### What needs to be done
Filter the material below so that only lines containing "subtitle" remain.

### Data records
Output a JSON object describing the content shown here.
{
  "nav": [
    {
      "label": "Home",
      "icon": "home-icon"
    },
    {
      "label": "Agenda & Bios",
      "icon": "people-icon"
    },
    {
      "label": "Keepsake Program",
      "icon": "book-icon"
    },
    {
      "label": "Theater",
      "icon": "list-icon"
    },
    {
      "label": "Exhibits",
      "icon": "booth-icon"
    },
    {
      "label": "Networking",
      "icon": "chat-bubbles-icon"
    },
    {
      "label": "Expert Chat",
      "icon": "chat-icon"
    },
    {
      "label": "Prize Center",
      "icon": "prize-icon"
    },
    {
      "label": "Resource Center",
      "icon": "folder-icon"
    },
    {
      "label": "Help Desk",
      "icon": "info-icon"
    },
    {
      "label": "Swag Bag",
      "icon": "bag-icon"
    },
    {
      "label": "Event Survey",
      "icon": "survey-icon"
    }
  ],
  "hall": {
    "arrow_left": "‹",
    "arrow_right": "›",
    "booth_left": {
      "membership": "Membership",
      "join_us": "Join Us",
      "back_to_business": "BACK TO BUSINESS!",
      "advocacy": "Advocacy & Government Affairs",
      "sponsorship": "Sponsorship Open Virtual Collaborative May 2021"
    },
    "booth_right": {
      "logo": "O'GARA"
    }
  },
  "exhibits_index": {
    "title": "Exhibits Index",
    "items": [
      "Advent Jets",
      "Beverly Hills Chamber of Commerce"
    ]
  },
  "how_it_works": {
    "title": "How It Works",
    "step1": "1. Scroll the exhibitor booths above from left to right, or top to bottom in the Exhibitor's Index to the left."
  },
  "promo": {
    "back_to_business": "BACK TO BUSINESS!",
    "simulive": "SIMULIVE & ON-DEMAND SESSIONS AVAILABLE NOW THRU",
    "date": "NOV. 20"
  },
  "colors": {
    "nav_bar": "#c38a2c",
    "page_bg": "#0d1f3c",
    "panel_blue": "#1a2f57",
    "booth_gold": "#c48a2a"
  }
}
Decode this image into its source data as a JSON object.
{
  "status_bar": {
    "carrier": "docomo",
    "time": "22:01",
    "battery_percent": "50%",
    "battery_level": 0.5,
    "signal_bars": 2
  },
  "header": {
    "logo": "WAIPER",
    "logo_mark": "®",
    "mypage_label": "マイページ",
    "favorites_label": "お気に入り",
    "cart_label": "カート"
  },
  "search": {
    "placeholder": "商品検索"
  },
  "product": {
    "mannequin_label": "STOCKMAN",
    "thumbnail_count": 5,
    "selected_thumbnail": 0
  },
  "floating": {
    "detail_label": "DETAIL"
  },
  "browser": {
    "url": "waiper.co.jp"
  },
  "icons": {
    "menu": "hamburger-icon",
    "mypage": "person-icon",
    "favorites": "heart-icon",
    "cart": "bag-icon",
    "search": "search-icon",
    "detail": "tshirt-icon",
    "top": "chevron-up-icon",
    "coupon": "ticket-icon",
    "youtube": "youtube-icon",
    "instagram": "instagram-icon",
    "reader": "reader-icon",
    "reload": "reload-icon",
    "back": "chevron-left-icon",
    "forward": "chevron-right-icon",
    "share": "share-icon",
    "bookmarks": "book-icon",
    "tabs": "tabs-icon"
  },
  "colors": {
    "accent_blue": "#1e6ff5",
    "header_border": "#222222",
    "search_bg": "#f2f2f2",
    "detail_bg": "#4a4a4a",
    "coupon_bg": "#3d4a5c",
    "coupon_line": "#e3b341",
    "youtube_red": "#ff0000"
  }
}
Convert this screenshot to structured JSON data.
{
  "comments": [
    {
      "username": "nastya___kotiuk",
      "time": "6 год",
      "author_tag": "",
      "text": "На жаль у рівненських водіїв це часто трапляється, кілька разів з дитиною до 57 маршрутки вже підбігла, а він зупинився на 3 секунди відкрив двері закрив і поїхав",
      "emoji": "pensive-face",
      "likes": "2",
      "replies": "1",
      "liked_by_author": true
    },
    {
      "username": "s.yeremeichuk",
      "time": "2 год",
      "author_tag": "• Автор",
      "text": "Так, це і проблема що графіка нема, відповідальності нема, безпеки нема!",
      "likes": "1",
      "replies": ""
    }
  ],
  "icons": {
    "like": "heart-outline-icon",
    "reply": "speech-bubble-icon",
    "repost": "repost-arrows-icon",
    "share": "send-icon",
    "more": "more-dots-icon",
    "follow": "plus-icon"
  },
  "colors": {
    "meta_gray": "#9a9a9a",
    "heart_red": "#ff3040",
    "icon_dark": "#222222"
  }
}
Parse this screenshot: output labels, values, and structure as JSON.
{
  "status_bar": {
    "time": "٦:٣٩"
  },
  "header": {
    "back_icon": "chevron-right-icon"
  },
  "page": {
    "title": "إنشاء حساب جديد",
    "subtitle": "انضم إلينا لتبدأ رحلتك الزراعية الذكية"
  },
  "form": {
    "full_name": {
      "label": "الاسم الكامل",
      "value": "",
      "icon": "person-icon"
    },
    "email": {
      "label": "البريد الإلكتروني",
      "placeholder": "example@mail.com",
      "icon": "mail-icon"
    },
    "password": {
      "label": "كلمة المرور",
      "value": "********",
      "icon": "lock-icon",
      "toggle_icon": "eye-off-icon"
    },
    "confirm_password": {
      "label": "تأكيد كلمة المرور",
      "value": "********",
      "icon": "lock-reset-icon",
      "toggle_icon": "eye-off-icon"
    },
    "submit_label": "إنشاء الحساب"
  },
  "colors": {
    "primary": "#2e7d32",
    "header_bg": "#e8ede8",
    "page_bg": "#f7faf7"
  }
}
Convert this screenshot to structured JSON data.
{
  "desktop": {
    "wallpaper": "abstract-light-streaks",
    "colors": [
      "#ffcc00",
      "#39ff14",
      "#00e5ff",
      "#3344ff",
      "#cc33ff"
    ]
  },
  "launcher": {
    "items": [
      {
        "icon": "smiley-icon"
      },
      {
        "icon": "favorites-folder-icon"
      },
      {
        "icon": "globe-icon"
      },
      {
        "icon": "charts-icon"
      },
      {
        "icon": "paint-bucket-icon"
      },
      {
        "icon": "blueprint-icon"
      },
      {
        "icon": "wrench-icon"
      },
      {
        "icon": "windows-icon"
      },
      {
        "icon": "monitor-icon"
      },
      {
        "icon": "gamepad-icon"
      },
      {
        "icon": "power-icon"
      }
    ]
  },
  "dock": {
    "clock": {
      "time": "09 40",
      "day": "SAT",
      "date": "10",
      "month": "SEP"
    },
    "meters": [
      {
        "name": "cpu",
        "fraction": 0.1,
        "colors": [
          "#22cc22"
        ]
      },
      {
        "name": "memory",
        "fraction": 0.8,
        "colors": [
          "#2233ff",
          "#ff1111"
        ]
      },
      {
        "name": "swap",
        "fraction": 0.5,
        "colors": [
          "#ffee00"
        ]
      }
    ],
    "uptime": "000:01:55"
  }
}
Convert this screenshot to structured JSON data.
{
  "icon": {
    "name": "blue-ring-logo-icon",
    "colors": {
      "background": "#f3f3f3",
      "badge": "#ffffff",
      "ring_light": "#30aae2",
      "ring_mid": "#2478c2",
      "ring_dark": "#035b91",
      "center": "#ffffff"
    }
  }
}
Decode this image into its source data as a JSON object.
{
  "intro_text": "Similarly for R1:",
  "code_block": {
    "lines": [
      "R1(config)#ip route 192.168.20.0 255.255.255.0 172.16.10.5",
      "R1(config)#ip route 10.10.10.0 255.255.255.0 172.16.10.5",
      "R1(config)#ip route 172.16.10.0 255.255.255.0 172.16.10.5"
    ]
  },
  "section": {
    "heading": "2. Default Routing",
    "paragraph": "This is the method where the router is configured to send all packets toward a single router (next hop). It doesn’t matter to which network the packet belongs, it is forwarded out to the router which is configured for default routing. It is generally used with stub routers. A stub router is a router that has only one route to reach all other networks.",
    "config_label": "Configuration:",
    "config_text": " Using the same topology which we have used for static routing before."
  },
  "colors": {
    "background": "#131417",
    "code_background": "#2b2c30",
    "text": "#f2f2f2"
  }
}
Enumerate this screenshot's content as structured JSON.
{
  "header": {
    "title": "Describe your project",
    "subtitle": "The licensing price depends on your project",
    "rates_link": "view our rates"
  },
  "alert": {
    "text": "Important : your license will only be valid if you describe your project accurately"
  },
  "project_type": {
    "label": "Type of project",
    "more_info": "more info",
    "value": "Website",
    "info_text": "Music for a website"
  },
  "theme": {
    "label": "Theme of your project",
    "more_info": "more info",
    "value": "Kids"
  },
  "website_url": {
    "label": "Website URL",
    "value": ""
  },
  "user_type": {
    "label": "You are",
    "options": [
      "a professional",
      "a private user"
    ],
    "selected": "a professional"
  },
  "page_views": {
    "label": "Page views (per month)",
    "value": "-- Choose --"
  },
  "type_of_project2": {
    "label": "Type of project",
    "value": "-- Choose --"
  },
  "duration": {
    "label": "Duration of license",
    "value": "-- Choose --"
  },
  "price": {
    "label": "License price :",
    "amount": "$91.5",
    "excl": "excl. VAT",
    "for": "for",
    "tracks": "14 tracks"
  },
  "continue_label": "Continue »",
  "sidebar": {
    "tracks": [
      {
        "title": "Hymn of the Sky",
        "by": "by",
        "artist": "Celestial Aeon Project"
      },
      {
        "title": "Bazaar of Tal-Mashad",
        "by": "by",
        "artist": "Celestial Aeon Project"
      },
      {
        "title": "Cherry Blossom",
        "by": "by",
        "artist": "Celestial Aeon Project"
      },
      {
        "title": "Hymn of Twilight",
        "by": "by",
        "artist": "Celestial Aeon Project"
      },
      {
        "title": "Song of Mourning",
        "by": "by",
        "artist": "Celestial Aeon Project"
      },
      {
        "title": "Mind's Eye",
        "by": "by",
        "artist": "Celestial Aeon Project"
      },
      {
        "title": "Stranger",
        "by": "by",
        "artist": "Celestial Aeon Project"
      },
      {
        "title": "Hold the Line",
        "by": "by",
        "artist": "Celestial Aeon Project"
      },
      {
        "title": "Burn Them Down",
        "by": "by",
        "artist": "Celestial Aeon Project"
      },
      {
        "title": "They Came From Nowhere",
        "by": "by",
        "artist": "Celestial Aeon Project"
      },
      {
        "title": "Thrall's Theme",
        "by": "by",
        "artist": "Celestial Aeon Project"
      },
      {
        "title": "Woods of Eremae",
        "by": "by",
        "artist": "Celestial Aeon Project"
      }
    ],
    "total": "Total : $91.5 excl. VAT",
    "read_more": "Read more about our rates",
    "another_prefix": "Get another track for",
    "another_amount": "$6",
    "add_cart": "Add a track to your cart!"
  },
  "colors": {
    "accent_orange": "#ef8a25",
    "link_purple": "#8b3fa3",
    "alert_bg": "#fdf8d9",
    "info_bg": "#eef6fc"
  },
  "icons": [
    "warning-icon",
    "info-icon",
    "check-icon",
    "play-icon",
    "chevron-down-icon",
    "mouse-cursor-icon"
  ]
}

### Finished task
    "subtitle": "انضم إلينا لتبدأ رحلتك الزراعية الذكية"
    "subtitle": "The licensing price depends on your project",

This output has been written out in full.